**YOUR ASSIGNMENT:**
Below are some records. Copy every line in them that holds "type".

**DATA EXCERPTS:**
--- START ---

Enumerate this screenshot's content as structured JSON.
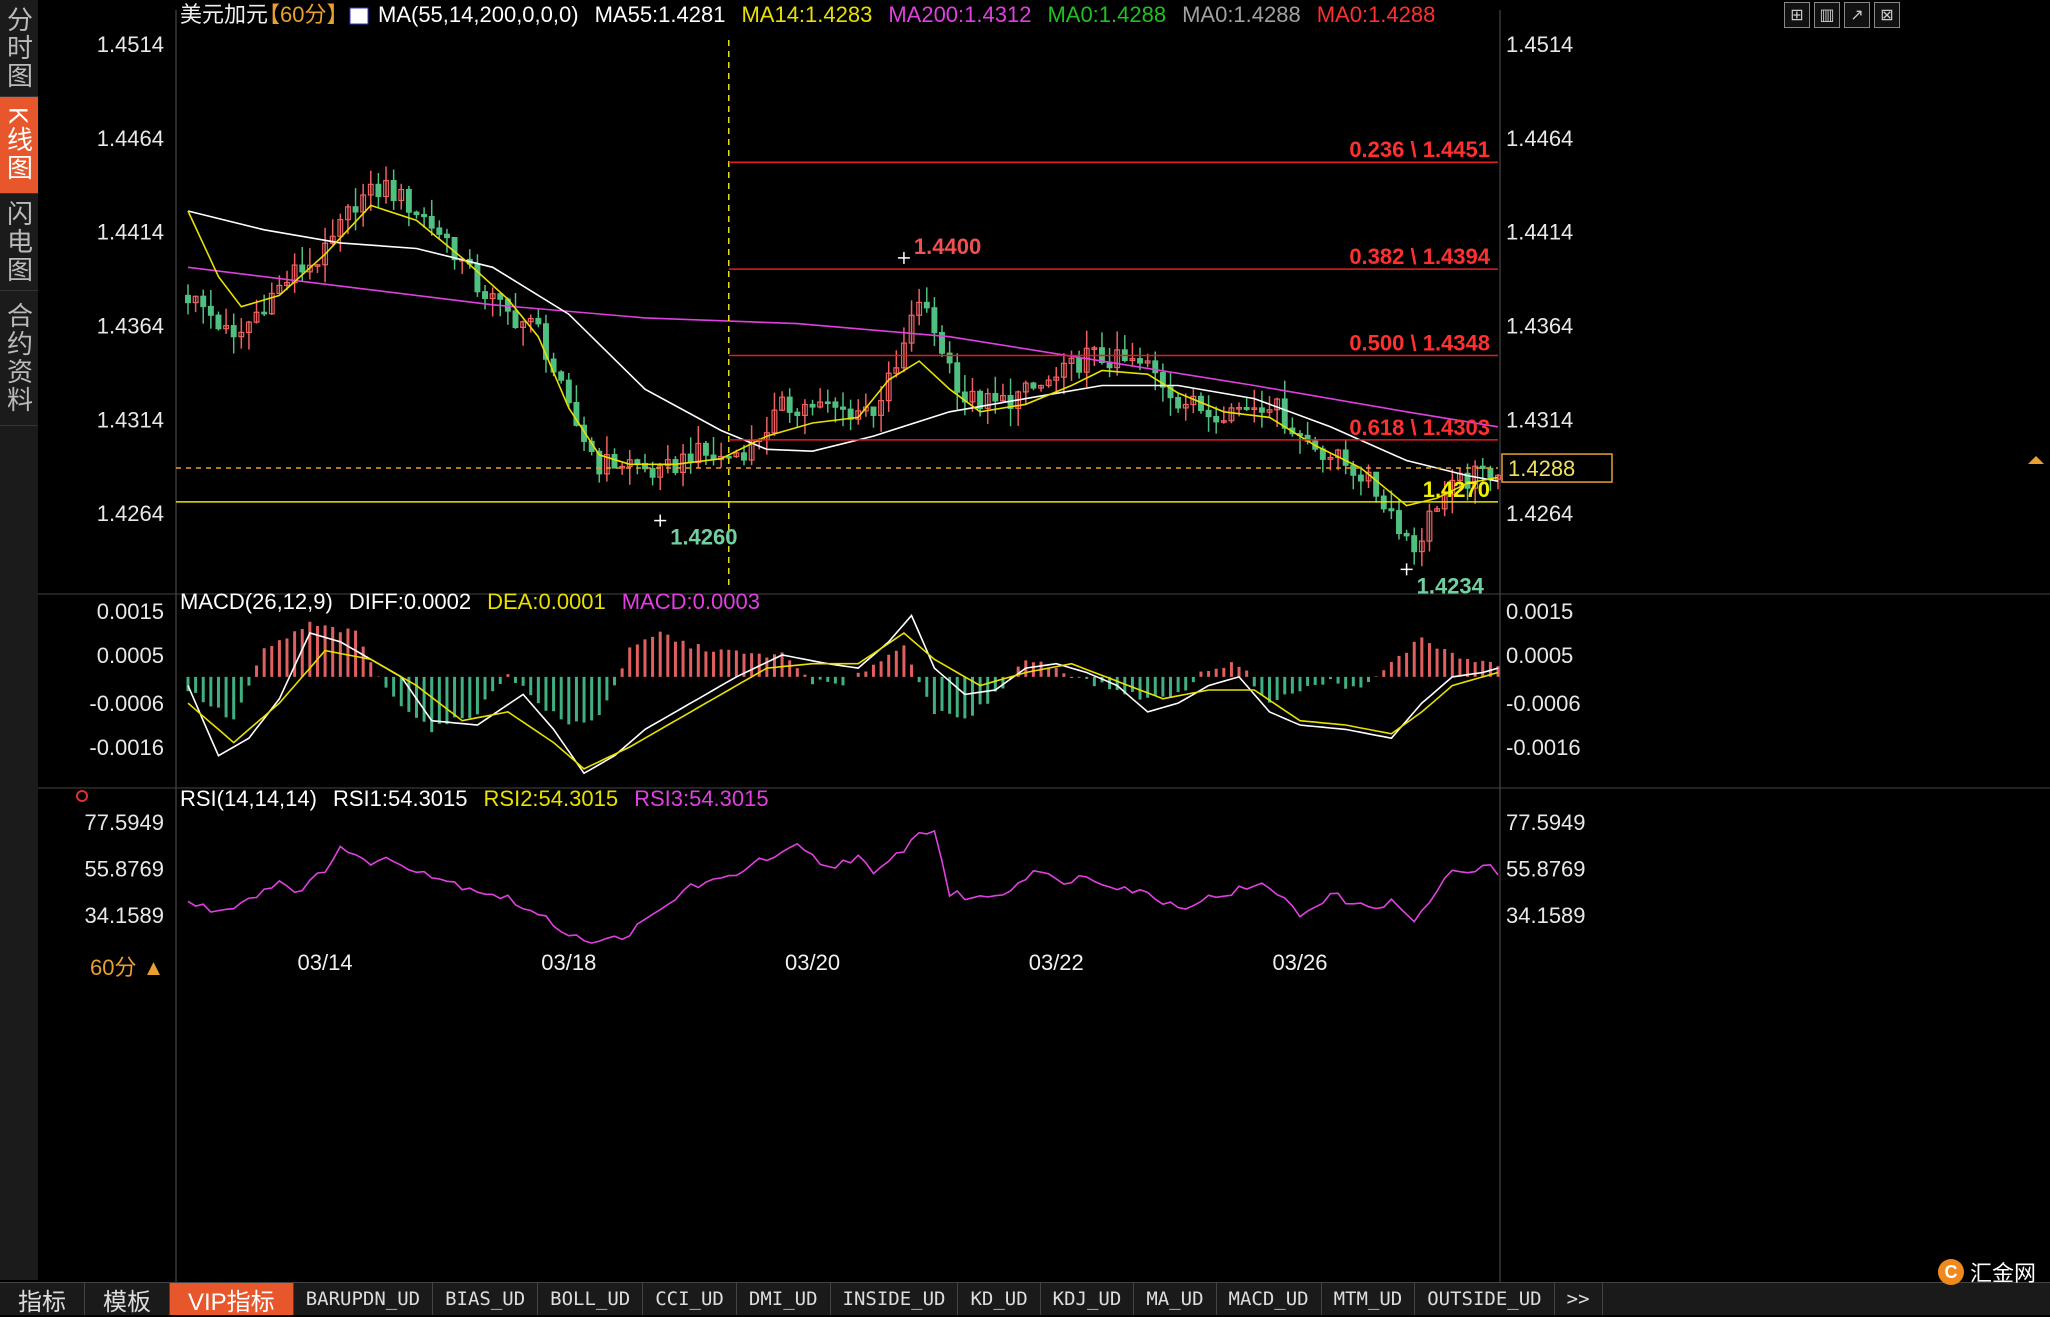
{
  "window": {
    "sidebar_tabs": [
      "分时图",
      "K线图",
      "闪电图",
      "合约资料"
    ],
    "active_sidebar_tab": 1,
    "period_label": "60分 ▲",
    "brand": "汇金网",
    "toolbar_icons": [
      "grid-icon",
      "layout-icon",
      "line-chart-icon",
      "close-icon"
    ]
  },
  "indicator_tabs": {
    "main": [
      "指标",
      "模板",
      "VIP指标"
    ],
    "active": 2,
    "list": [
      "BARUPDN_UD",
      "BIAS_UD",
      "BOLL_UD",
      "CCI_UD",
      "DMI_UD",
      "INSIDE_UD",
      "KD_UD",
      "KDJ_UD",
      "MA_UD",
      "MACD_UD",
      "MTM_UD",
      "OUTSIDE_UD",
      ">>"
    ]
  },
  "chart_data": [
    {
      "type": "candlestick",
      "title": "美元加元",
      "period": "【60分】",
      "legend": [
        {
          "text": "MA(55,14,200,0,0,0)",
          "color": "#ffffff"
        },
        {
          "text": "MA55:1.4281",
          "color": "#ffffff"
        },
        {
          "text": "MA14:1.4283",
          "color": "#e8e000"
        },
        {
          "text": "MA200:1.4312",
          "color": "#e040e0"
        },
        {
          "text": "MA0:1.4288",
          "color": "#20c020"
        },
        {
          "text": "MA0:1.4288",
          "color": "#a0a0a0"
        },
        {
          "text": "MA0:1.4288",
          "color": "#ff3030"
        }
      ],
      "y_ticks": [
        "1.4514",
        "1.4464",
        "1.4414",
        "1.4364",
        "1.4314",
        "1.4264"
      ],
      "ylim": [
        1.4223,
        1.453
      ],
      "x_ticks": [
        {
          "label": "03/14",
          "x": 18
        },
        {
          "label": "03/18",
          "x": 50
        },
        {
          "label": "03/20",
          "x": 82
        },
        {
          "label": "03/22",
          "x": 114
        },
        {
          "label": "03/26",
          "x": 146
        }
      ],
      "x_range": [
        0,
        172
      ],
      "close_anchors": [
        [
          0,
          1.438
        ],
        [
          3,
          1.437
        ],
        [
          6,
          1.4355
        ],
        [
          10,
          1.4376
        ],
        [
          14,
          1.4392
        ],
        [
          18,
          1.4402
        ],
        [
          22,
          1.443
        ],
        [
          26,
          1.4438
        ],
        [
          30,
          1.4425
        ],
        [
          34,
          1.441
        ],
        [
          38,
          1.4385
        ],
        [
          42,
          1.437
        ],
        [
          46,
          1.4362
        ],
        [
          50,
          1.4318
        ],
        [
          54,
          1.429
        ],
        [
          58,
          1.4291
        ],
        [
          62,
          1.4284
        ],
        [
          66,
          1.4296
        ],
        [
          70,
          1.4293
        ],
        [
          74,
          1.43
        ],
        [
          78,
          1.432
        ],
        [
          82,
          1.4322
        ],
        [
          86,
          1.4318
        ],
        [
          90,
          1.432
        ],
        [
          93,
          1.434
        ],
        [
          96,
          1.4378
        ],
        [
          99,
          1.4352
        ],
        [
          102,
          1.4325
        ],
        [
          106,
          1.4322
        ],
        [
          110,
          1.4328
        ],
        [
          114,
          1.4335
        ],
        [
          118,
          1.4348
        ],
        [
          122,
          1.4345
        ],
        [
          126,
          1.4342
        ],
        [
          130,
          1.4325
        ],
        [
          134,
          1.4318
        ],
        [
          138,
          1.432
        ],
        [
          142,
          1.4324
        ],
        [
          146,
          1.4305
        ],
        [
          150,
          1.4295
        ],
        [
          154,
          1.4285
        ],
        [
          158,
          1.4265
        ],
        [
          161,
          1.4245
        ],
        [
          164,
          1.427
        ],
        [
          167,
          1.428
        ],
        [
          170,
          1.4285
        ],
        [
          172,
          1.4288
        ]
      ],
      "fib_levels": [
        {
          "label": "0.236 \\ 1.4451",
          "value": 1.4451
        },
        {
          "label": "0.382 \\ 1.4394",
          "value": 1.4394
        },
        {
          "label": "0.500 \\ 1.4348",
          "value": 1.4348
        },
        {
          "label": "0.618 \\ 1.4303",
          "value": 1.4303
        }
      ],
      "fib_start_x": 71,
      "support_line": {
        "label": "1.4270",
        "value": 1.427
      },
      "current_price": {
        "label": "1.4288",
        "value": 1.4288
      },
      "vertical_marker_x": 71,
      "extreme_labels": [
        {
          "label": "1.4400",
          "x": 94,
          "value": 1.44,
          "type": "high"
        },
        {
          "label": "1.4260",
          "x": 62,
          "value": 1.426,
          "type": "low"
        },
        {
          "label": "1.4234",
          "x": 160,
          "value": 1.4234,
          "type": "low"
        }
      ],
      "ma_lines": [
        {
          "name": "MA200",
          "color": "#e040e0",
          "points": [
            [
              0,
              1.4395
            ],
            [
              20,
              1.4385
            ],
            [
              40,
              1.4375
            ],
            [
              60,
              1.4368
            ],
            [
              80,
              1.4365
            ],
            [
              100,
              1.4358
            ],
            [
              120,
              1.4345
            ],
            [
              140,
              1.4332
            ],
            [
              160,
              1.4318
            ],
            [
              172,
              1.431
            ]
          ]
        },
        {
          "name": "MA55",
          "color": "#ffffff",
          "points": [
            [
              0,
              1.4425
            ],
            [
              10,
              1.4415
            ],
            [
              20,
              1.4408
            ],
            [
              30,
              1.4405
            ],
            [
              40,
              1.4395
            ],
            [
              50,
              1.437
            ],
            [
              60,
              1.433
            ],
            [
              70,
              1.4308
            ],
            [
              76,
              1.4298
            ],
            [
              82,
              1.4297
            ],
            [
              90,
              1.4305
            ],
            [
              100,
              1.4318
            ],
            [
              110,
              1.4325
            ],
            [
              120,
              1.4332
            ],
            [
              130,
              1.4332
            ],
            [
              140,
              1.4325
            ],
            [
              150,
              1.431
            ],
            [
              160,
              1.4292
            ],
            [
              168,
              1.4284
            ],
            [
              172,
              1.4281
            ]
          ]
        },
        {
          "name": "MA14",
          "color": "#e8e000",
          "points": [
            [
              0,
              1.4425
            ],
            [
              4,
              1.439
            ],
            [
              7,
              1.4374
            ],
            [
              12,
              1.438
            ],
            [
              18,
              1.4402
            ],
            [
              24,
              1.4428
            ],
            [
              30,
              1.442
            ],
            [
              36,
              1.44
            ],
            [
              42,
              1.4378
            ],
            [
              46,
              1.4358
            ],
            [
              50,
              1.432
            ],
            [
              54,
              1.4295
            ],
            [
              58,
              1.429
            ],
            [
              64,
              1.429
            ],
            [
              70,
              1.4293
            ],
            [
              76,
              1.4305
            ],
            [
              82,
              1.4312
            ],
            [
              88,
              1.4315
            ],
            [
              92,
              1.4335
            ],
            [
              96,
              1.4345
            ],
            [
              100,
              1.433
            ],
            [
              104,
              1.4318
            ],
            [
              110,
              1.4322
            ],
            [
              116,
              1.4332
            ],
            [
              120,
              1.434
            ],
            [
              126,
              1.4338
            ],
            [
              130,
              1.4328
            ],
            [
              136,
              1.4318
            ],
            [
              142,
              1.4315
            ],
            [
              148,
              1.43
            ],
            [
              154,
              1.4288
            ],
            [
              160,
              1.4268
            ],
            [
              164,
              1.4272
            ],
            [
              168,
              1.428
            ],
            [
              172,
              1.4283
            ]
          ]
        }
      ]
    },
    {
      "type": "bar+line",
      "title": "MACD(26,12,9)",
      "legend": [
        {
          "text": "MACD(26,12,9)",
          "color": "#ffffff"
        },
        {
          "text": "DIFF:0.0002",
          "color": "#ffffff"
        },
        {
          "text": "DEA:0.0001",
          "color": "#e8e000"
        },
        {
          "text": "MACD:0.0003",
          "color": "#e040e0"
        }
      ],
      "y_ticks": [
        "0.0015",
        "0.0005",
        "-0.0006",
        "-0.0016"
      ],
      "ylim": [
        -0.0024,
        0.0018
      ],
      "hist_anchors": [
        [
          0,
          -0.0003
        ],
        [
          6,
          -0.001
        ],
        [
          10,
          0.0006
        ],
        [
          16,
          0.0012
        ],
        [
          22,
          0.001
        ],
        [
          26,
          -0.0003
        ],
        [
          32,
          -0.0012
        ],
        [
          38,
          -0.0008
        ],
        [
          42,
          0.0001
        ],
        [
          46,
          -0.0006
        ],
        [
          50,
          -0.0011
        ],
        [
          54,
          -0.0009
        ],
        [
          58,
          0.0006
        ],
        [
          62,
          0.001
        ],
        [
          66,
          0.0007
        ],
        [
          70,
          0.0006
        ],
        [
          74,
          0.0005
        ],
        [
          78,
          0.0005
        ],
        [
          82,
          -0.0001
        ],
        [
          86,
          -0.0002
        ],
        [
          90,
          0.0003
        ],
        [
          94,
          0.0007
        ],
        [
          98,
          -0.0008
        ],
        [
          102,
          -0.001
        ],
        [
          106,
          -0.0004
        ],
        [
          110,
          0.0004
        ],
        [
          114,
          0.0002
        ],
        [
          118,
          -0.0001
        ],
        [
          122,
          -0.0003
        ],
        [
          126,
          -0.0005
        ],
        [
          130,
          -0.0004
        ],
        [
          134,
          0.0002
        ],
        [
          138,
          0.0003
        ],
        [
          142,
          -0.0006
        ],
        [
          146,
          -0.0003
        ],
        [
          150,
          -0.0001
        ],
        [
          154,
          -0.0003
        ],
        [
          158,
          0.0003
        ],
        [
          162,
          0.0009
        ],
        [
          166,
          0.0005
        ],
        [
          170,
          0.0003
        ],
        [
          172,
          0.0003
        ]
      ],
      "diff_anchors": [
        [
          0,
          -0.0002
        ],
        [
          4,
          -0.0018
        ],
        [
          8,
          -0.0014
        ],
        [
          12,
          -0.0005
        ],
        [
          16,
          0.001
        ],
        [
          20,
          0.0008
        ],
        [
          24,
          0.0004
        ],
        [
          28,
          0.0
        ],
        [
          32,
          -0.001
        ],
        [
          38,
          -0.0011
        ],
        [
          44,
          -0.0004
        ],
        [
          48,
          -0.0012
        ],
        [
          52,
          -0.0022
        ],
        [
          56,
          -0.0018
        ],
        [
          60,
          -0.0012
        ],
        [
          66,
          -0.0006
        ],
        [
          72,
          0.0
        ],
        [
          78,
          0.0005
        ],
        [
          84,
          0.0003
        ],
        [
          88,
          0.0002
        ],
        [
          92,
          0.0008
        ],
        [
          95,
          0.0014
        ],
        [
          98,
          0.0002
        ],
        [
          102,
          -0.0004
        ],
        [
          106,
          -0.0003
        ],
        [
          110,
          0.0002
        ],
        [
          114,
          0.0003
        ],
        [
          118,
          0.0001
        ],
        [
          122,
          -0.0002
        ],
        [
          126,
          -0.0008
        ],
        [
          130,
          -0.0006
        ],
        [
          134,
          -0.0002
        ],
        [
          138,
          0.0
        ],
        [
          142,
          -0.0008
        ],
        [
          146,
          -0.0011
        ],
        [
          152,
          -0.0012
        ],
        [
          158,
          -0.0014
        ],
        [
          162,
          -0.0006
        ],
        [
          166,
          0.0
        ],
        [
          170,
          0.0001
        ],
        [
          172,
          0.0002
        ]
      ],
      "dea_anchors": [
        [
          0,
          -0.0006
        ],
        [
          6,
          -0.0015
        ],
        [
          12,
          -0.0006
        ],
        [
          18,
          0.0006
        ],
        [
          24,
          0.0004
        ],
        [
          30,
          -0.0002
        ],
        [
          36,
          -0.001
        ],
        [
          42,
          -0.0008
        ],
        [
          48,
          -0.0015
        ],
        [
          52,
          -0.0021
        ],
        [
          58,
          -0.0016
        ],
        [
          64,
          -0.001
        ],
        [
          70,
          -0.0004
        ],
        [
          76,
          0.0002
        ],
        [
          82,
          0.0003
        ],
        [
          88,
          0.0003
        ],
        [
          94,
          0.001
        ],
        [
          98,
          0.0004
        ],
        [
          104,
          -0.0002
        ],
        [
          110,
          0.0001
        ],
        [
          116,
          0.0003
        ],
        [
          122,
          -0.0001
        ],
        [
          128,
          -0.0005
        ],
        [
          134,
          -0.0003
        ],
        [
          140,
          -0.0003
        ],
        [
          146,
          -0.001
        ],
        [
          152,
          -0.0011
        ],
        [
          158,
          -0.0013
        ],
        [
          162,
          -0.0008
        ],
        [
          166,
          -0.0002
        ],
        [
          172,
          0.0001
        ]
      ]
    },
    {
      "type": "line",
      "title": "RSI(14,14,14)",
      "legend": [
        {
          "text": "RSI(14,14,14)",
          "color": "#ffffff"
        },
        {
          "text": "RSI1:54.3015",
          "color": "#ffffff"
        },
        {
          "text": "RSI2:54.3015",
          "color": "#e8e000"
        },
        {
          "text": "RSI3:54.3015",
          "color": "#e040e0"
        }
      ],
      "y_ticks": [
        "77.5949",
        "55.8769",
        "34.1589"
      ],
      "ylim": [
        18,
        84
      ],
      "rsi_anchors": [
        [
          0,
          40
        ],
        [
          4,
          36
        ],
        [
          8,
          42
        ],
        [
          12,
          50
        ],
        [
          15,
          45
        ],
        [
          18,
          56
        ],
        [
          20,
          66
        ],
        [
          23,
          59
        ],
        [
          26,
          60
        ],
        [
          30,
          56
        ],
        [
          34,
          50
        ],
        [
          38,
          46
        ],
        [
          42,
          42
        ],
        [
          46,
          34
        ],
        [
          50,
          26
        ],
        [
          54,
          21
        ],
        [
          58,
          26
        ],
        [
          62,
          36
        ],
        [
          66,
          48
        ],
        [
          70,
          50
        ],
        [
          74,
          58
        ],
        [
          78,
          62
        ],
        [
          80,
          66
        ],
        [
          84,
          56
        ],
        [
          88,
          62
        ],
        [
          90,
          52
        ],
        [
          93,
          62
        ],
        [
          96,
          72
        ],
        [
          98,
          74
        ],
        [
          100,
          44
        ],
        [
          104,
          42
        ],
        [
          108,
          46
        ],
        [
          111,
          56
        ],
        [
          114,
          50
        ],
        [
          118,
          52
        ],
        [
          122,
          48
        ],
        [
          126,
          44
        ],
        [
          130,
          38
        ],
        [
          134,
          42
        ],
        [
          138,
          46
        ],
        [
          142,
          48
        ],
        [
          146,
          34
        ],
        [
          150,
          44
        ],
        [
          154,
          38
        ],
        [
          158,
          40
        ],
        [
          161,
          32
        ],
        [
          164,
          44
        ],
        [
          166,
          56
        ],
        [
          168,
          52
        ],
        [
          170,
          58
        ],
        [
          172,
          54
        ]
      ]
    }
  ]
}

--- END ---

**SOLUTION FOR THIS TASK:**
      "type": "candlestick",
          "type": "high"
          "type": "low"
          "type": "low"
      "type": "bar+line",
      "type": "line",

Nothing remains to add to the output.